Saved data entries
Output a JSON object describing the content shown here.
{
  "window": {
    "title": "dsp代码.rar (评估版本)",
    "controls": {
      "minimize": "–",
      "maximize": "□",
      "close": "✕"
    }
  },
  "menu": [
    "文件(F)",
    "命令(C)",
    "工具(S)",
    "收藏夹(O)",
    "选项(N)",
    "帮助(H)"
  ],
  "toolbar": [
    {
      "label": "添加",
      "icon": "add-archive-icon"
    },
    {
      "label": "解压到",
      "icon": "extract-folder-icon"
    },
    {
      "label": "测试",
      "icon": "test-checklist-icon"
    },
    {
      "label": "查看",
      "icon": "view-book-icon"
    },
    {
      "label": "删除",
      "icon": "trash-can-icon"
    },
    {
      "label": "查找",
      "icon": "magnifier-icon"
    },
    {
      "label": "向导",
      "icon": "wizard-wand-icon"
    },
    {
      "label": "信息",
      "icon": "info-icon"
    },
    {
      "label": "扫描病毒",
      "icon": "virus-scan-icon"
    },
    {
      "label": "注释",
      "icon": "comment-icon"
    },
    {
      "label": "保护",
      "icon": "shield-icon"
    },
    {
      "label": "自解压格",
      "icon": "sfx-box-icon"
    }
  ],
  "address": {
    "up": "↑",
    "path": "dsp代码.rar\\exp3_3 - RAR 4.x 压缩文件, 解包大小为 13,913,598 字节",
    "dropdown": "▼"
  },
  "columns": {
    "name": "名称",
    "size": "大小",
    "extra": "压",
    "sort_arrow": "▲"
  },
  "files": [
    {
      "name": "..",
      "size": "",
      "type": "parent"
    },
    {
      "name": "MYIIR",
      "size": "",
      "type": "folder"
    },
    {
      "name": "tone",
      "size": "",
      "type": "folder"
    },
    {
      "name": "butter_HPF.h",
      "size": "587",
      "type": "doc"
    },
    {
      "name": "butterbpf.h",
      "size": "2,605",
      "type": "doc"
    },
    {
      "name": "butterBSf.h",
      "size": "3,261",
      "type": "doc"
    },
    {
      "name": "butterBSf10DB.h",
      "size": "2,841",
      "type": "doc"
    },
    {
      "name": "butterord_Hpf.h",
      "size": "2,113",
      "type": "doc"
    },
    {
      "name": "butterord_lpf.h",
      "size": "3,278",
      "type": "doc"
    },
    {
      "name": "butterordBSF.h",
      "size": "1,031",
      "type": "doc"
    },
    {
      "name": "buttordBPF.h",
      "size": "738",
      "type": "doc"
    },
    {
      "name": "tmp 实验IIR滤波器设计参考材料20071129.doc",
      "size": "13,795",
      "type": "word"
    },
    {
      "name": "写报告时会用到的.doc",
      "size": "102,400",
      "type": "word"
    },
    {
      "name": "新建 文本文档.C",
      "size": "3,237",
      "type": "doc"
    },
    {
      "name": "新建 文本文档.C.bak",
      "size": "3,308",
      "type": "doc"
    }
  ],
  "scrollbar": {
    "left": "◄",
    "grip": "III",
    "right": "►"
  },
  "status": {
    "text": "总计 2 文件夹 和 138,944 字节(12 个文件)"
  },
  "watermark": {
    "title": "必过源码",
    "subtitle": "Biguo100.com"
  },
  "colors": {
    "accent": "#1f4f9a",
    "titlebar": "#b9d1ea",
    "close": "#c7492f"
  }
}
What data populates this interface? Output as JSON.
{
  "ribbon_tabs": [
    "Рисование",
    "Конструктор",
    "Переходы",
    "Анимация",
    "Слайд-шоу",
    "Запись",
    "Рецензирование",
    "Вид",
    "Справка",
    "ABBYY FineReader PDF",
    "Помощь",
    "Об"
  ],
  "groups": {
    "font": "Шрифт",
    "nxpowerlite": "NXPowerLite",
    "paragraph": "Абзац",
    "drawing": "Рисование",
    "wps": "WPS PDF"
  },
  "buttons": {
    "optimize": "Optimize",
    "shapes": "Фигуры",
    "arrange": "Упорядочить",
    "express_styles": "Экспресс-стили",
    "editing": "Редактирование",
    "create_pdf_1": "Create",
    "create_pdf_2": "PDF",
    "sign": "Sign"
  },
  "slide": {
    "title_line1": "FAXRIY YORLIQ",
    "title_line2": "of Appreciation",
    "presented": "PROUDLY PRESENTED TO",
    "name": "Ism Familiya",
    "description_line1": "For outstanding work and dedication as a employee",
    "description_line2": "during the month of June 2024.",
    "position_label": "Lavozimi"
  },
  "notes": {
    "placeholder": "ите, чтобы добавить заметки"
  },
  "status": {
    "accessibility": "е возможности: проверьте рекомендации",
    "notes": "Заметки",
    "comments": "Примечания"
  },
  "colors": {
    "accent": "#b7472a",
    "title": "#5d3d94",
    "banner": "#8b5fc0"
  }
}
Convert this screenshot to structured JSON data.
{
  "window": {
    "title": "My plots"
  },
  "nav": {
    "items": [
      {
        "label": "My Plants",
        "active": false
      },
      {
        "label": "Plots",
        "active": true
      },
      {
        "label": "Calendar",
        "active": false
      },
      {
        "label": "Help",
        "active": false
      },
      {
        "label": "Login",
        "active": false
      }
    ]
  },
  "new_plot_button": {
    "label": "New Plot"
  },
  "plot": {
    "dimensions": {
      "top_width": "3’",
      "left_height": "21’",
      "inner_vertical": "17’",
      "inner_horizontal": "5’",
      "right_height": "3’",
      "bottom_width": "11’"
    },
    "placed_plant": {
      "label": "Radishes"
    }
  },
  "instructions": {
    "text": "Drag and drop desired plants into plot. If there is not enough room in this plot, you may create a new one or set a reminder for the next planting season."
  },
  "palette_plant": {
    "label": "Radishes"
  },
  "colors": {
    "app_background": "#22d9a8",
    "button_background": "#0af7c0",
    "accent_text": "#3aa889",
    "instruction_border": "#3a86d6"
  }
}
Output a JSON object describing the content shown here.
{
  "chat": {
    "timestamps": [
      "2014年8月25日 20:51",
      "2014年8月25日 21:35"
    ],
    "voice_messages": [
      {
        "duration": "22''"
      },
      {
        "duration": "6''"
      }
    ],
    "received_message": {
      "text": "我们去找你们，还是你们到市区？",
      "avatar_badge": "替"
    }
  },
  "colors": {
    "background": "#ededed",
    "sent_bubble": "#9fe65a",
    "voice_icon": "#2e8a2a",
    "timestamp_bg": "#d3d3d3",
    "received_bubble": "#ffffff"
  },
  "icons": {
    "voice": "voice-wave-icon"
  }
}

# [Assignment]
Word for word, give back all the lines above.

# [Response box]
Output a JSON object describing the content shown here.
{
  "window": {
    "title": "dsp代码.rar (评估版本)",
    "controls": {
      "minimize": "–",
      "maximize": "□",
      "close": "✕"
    }
  },
  "menu": [
    "文件(F)",
    "命令(C)",
    "工具(S)",
    "收藏夹(O)",
    "选项(N)",
    "帮助(H)"
  ],
  "toolbar": [
    {
      "label": "添加",
      "icon": "add-archive-icon"
    },
    {
      "label": "解压到",
      "icon": "extract-folder-icon"
    },
    {
      "label": "测试",
      "icon": "test-checklist-icon"
    },
    {
      "label": "查看",
      "icon": "view-book-icon"
    },
    {
      "label": "删除",
      "icon": "trash-can-icon"
    },
    {
      "label": "查找",
      "icon": "magnifier-icon"
    },
    {
      "label": "向导",
      "icon": "wizard-wand-icon"
    },
    {
      "label": "信息",
      "icon": "info-icon"
    },
    {
      "label": "扫描病毒",
      "icon": "virus-scan-icon"
    },
    {
      "label": "注释",
      "icon": "comment-icon"
    },
    {
      "label": "保护",
      "icon": "shield-icon"
    },
    {
      "label": "自解压格",
      "icon": "sfx-box-icon"
    }
  ],
  "address": {
    "up": "↑",
    "path": "dsp代码.rar\\exp3_3 - RAR 4.x 压缩文件, 解包大小为 13,913,598 字节",
    "dropdown": "▼"
  },
  "columns": {
    "name": "名称",
    "size": "大小",
    "extra": "压",
    "sort_arrow": "▲"
  },
  "files": [
    {
      "name": "..",
      "size": "",
      "type": "parent"
    },
    {
      "name": "MYIIR",
      "size": "",
      "type": "folder"
    },
    {
      "name": "tone",
      "size": "",
      "type": "folder"
    },
    {
      "name": "butter_HPF.h",
      "size": "587",
      "type": "doc"
    },
    {
      "name": "butterbpf.h",
      "size": "2,605",
      "type": "doc"
    },
    {
      "name": "butterBSf.h",
      "size": "3,261",
      "type": "doc"
    },
    {
      "name": "butterBSf10DB.h",
      "size": "2,841",
      "type": "doc"
    },
    {
      "name": "butterord_Hpf.h",
      "size": "2,113",
      "type": "doc"
    },
    {
      "name": "butterord_lpf.h",
      "size": "3,278",
      "type": "doc"
    },
    {
      "name": "butterordBSF.h",
      "size": "1,031",
      "type": "doc"
    },
    {
      "name": "buttordBPF.h",
      "size": "738",
      "type": "doc"
    },
    {
      "name": "tmp 实验IIR滤波器设计参考材料20071129.doc",
      "size": "13,795",
      "type": "word"
    },
    {
      "name": "写报告时会用到的.doc",
      "size": "102,400",
      "type": "word"
    },
    {
      "name": "新建 文本文档.C",
      "size": "3,237",
      "type": "doc"
    },
    {
      "name": "新建 文本文档.C.bak",
      "size": "3,308",
      "type": "doc"
    }
  ],
  "scrollbar": {
    "left": "◄",
    "grip": "III",
    "right": "►"
  },
  "status": {
    "text": "总计 2 文件夹 和 138,944 字节(12 个文件)"
  },
  "watermark": {
    "title": "必过源码",
    "subtitle": "Biguo100.com"
  },
  "colors": {
    "accent": "#1f4f9a",
    "titlebar": "#b9d1ea",
    "close": "#c7492f"
  }
}
What data populates this interface? Output as JSON.
{
  "ribbon_tabs": [
    "Рисование",
    "Конструктор",
    "Переходы",
    "Анимация",
    "Слайд-шоу",
    "Запись",
    "Рецензирование",
    "Вид",
    "Справка",
    "ABBYY FineReader PDF",
    "Помощь",
    "Об"
  ],
  "groups": {
    "font": "Шрифт",
    "nxpowerlite": "NXPowerLite",
    "paragraph": "Абзац",
    "drawing": "Рисование",
    "wps": "WPS PDF"
  },
  "buttons": {
    "optimize": "Optimize",
    "shapes": "Фигуры",
    "arrange": "Упорядочить",
    "express_styles": "Экспресс-стили",
    "editing": "Редактирование",
    "create_pdf_1": "Create",
    "create_pdf_2": "PDF",
    "sign": "Sign"
  },
  "slide": {
    "title_line1": "FAXRIY YORLIQ",
    "title_line2": "of Appreciation",
    "presented": "PROUDLY PRESENTED TO",
    "name": "Ism Familiya",
    "description_line1": "For outstanding work and dedication as a employee",
    "description_line2": "during the month of June 2024.",
    "position_label": "Lavozimi"
  },
  "notes": {
    "placeholder": "ите, чтобы добавить заметки"
  },
  "status": {
    "accessibility": "е возможности: проверьте рекомендации",
    "notes": "Заметки",
    "comments": "Примечания"
  },
  "colors": {
    "accent": "#b7472a",
    "title": "#5d3d94",
    "banner": "#8b5fc0"
  }
}
Convert this screenshot to structured JSON data.
{
  "window": {
    "title": "My plots"
  },
  "nav": {
    "items": [
      {
        "label": "My Plants",
        "active": false
      },
      {
        "label": "Plots",
        "active": true
      },
      {
        "label": "Calendar",
        "active": false
      },
      {
        "label": "Help",
        "active": false
      },
      {
        "label": "Login",
        "active": false
      }
    ]
  },
  "new_plot_button": {
    "label": "New Plot"
  },
  "plot": {
    "dimensions": {
      "top_width": "3’",
      "left_height": "21’",
      "inner_vertical": "17’",
      "inner_horizontal": "5’",
      "right_height": "3’",
      "bottom_width": "11’"
    },
    "placed_plant": {
      "label": "Radishes"
    }
  },
  "instructions": {
    "text": "Drag and drop desired plants into plot. If there is not enough room in this plot, you may create a new one or set a reminder for the next planting season."
  },
  "palette_plant": {
    "label": "Radishes"
  },
  "colors": {
    "app_background": "#22d9a8",
    "button_background": "#0af7c0",
    "accent_text": "#3aa889",
    "instruction_border": "#3a86d6"
  }
}
Output a JSON object describing the content shown here.
{
  "chat": {
    "timestamps": [
      "2014年8月25日 20:51",
      "2014年8月25日 21:35"
    ],
    "voice_messages": [
      {
        "duration": "22''"
      },
      {
        "duration": "6''"
      }
    ],
    "received_message": {
      "text": "我们去找你们，还是你们到市区？",
      "avatar_badge": "替"
    }
  },
  "colors": {
    "background": "#ededed",
    "sent_bubble": "#9fe65a",
    "voice_icon": "#2e8a2a",
    "timestamp_bg": "#d3d3d3",
    "received_bubble": "#ffffff"
  },
  "icons": {
    "voice": "voice-wave-icon"
  }
}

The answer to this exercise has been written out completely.